Honey Drops have a bit of crunch on the outside and they are soft and pillowy on the inside. They are not overly sweet. Surprising given how much sugar they contain. The honey flavor is subtle, but there and the vanilla gives the honey flavor a bit of lift.  They are the perfect antidote for February.



Peanut Butter Protein Cookies!

On my quest to get more protein into the kids, I made some really wonderful Peanut Butter Protein Cookies.

1 cup peanut butter
1 large egg
1 egg white
2 T apple sauce
1 c old fashioned oats (I used Quaker)
1/2 c baking stevia or truvia baking blend (or 1 cup of sugar or sweetener that measures like sugar)
1 tsp baking soda
pinch of salt
1/4 cup vanilla protein powder (which I didn’t use – I used 2 tsp ground chia seeds and 2 T flour)

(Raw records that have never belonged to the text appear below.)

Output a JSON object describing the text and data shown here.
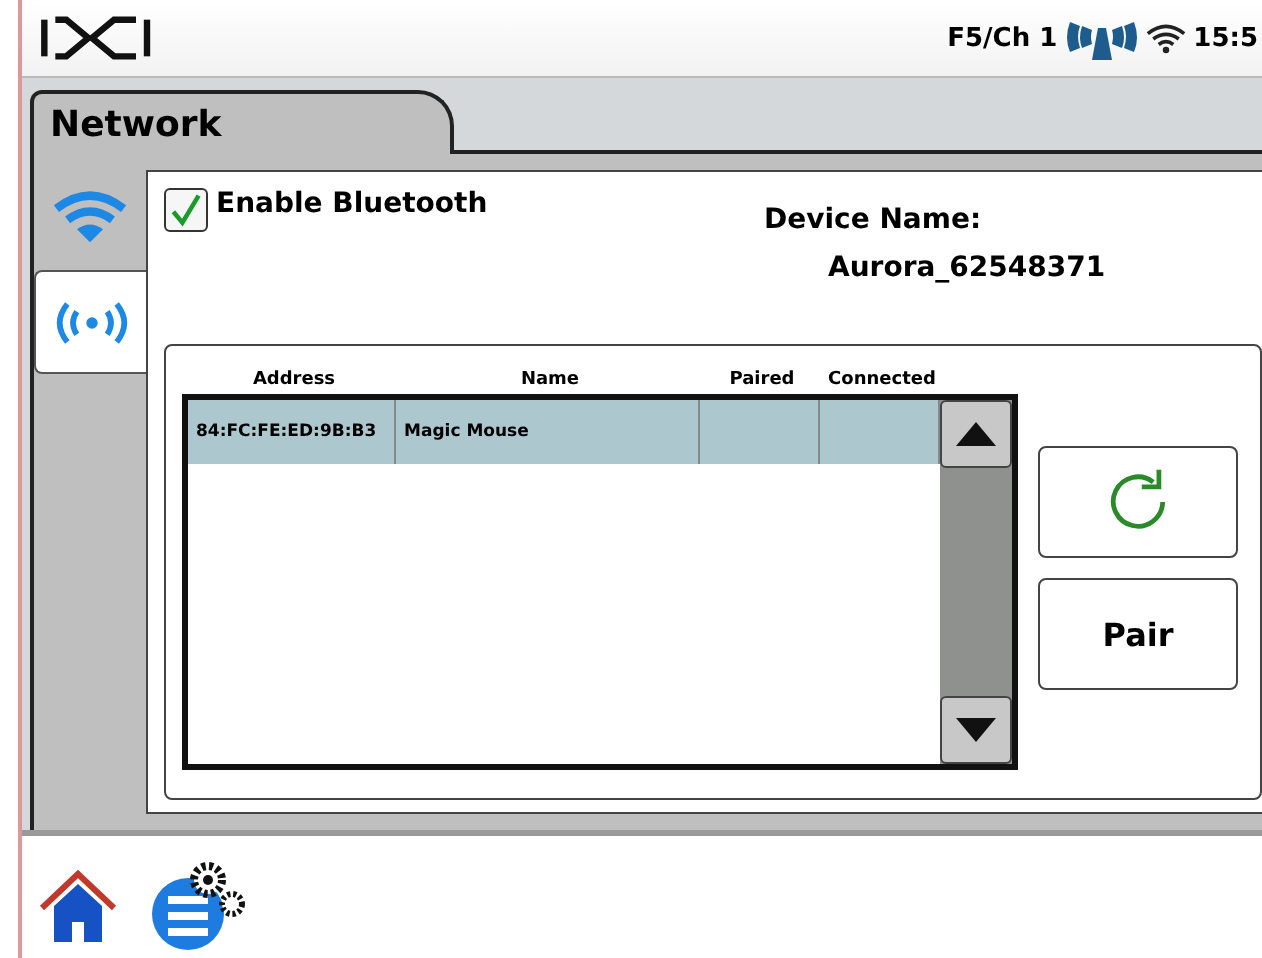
{
  "status_bar": {
    "channel": "F5/Ch 1",
    "time": "15:5"
  },
  "page": {
    "title": "Network"
  },
  "side_tabs": [
    {
      "kind": "wifi",
      "selected": false
    },
    {
      "kind": "bluetooth",
      "selected": true
    }
  ],
  "enable_bluetooth": {
    "label": "Enable Bluetooth",
    "checked": true
  },
  "device_name": {
    "label": "Device Name:",
    "value": "Aurora_62548371"
  },
  "table": {
    "columns": [
      "Address",
      "Name",
      "Paired",
      "Connected"
    ],
    "rows": [
      {
        "cells": [
          "84:FC:FE:ED:9B:B3",
          "Magic Mouse"
        ],
        "selected": true
      }
    ]
  },
  "buttons": [
    {
      "kind": "refresh"
    },
    {
      "kind": "text",
      "label": "Pair"
    }
  ]
}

Preheat oven at 350F. Heat the peanut better in the microwave for 30 seconds to make it easier to mix then Mix first 4 ingredients together. Add the oats, stevia, baking soda, salt, and protein power and blend thoroughly. Then you can fold in about 2 T of mini chocolate chips. Use a greased pan or use parchment paper on a baking sheet. Roll into balls and flatten with a fork. Bake for 8-10 minutes.

I forgot the baking soda – I know! A rookie move! – but they turned out wonderfully anyway. I suspect the chia seeds (which are rich in a complete protein that is usually only found in animal sources) helped keep the cookies springy and moist.


I did use the chocolate chips. Partially because I had them on hand, but also partially because if the kids are even the least bit suspicious about a new food chocolate usually helps tip the scales in favor of liking the food.

I tried them. They are delicious. I love them. Loaded with protein, but the peanut butter isn’t overwhelming. It’s lightly sweet and you can barely taste the chocolate. The chia seeds have no flavor at all. You can actually put them in anything and increase the protein value of the food by quite a bit. They are actually used in vegan baking to replace eggs – 3T of water to 1T of chia seeds for 1 egg.

I predict the kids are going to whip right through them. I also predict that these are going to get made a lot and sent to school as the mid-day snack or be had in the car for the afternoon snack. Or maybe even for breakfast?

P.S.  This makes 32 cookies at 4.7 g of protein each and only 0.2 g of sugar.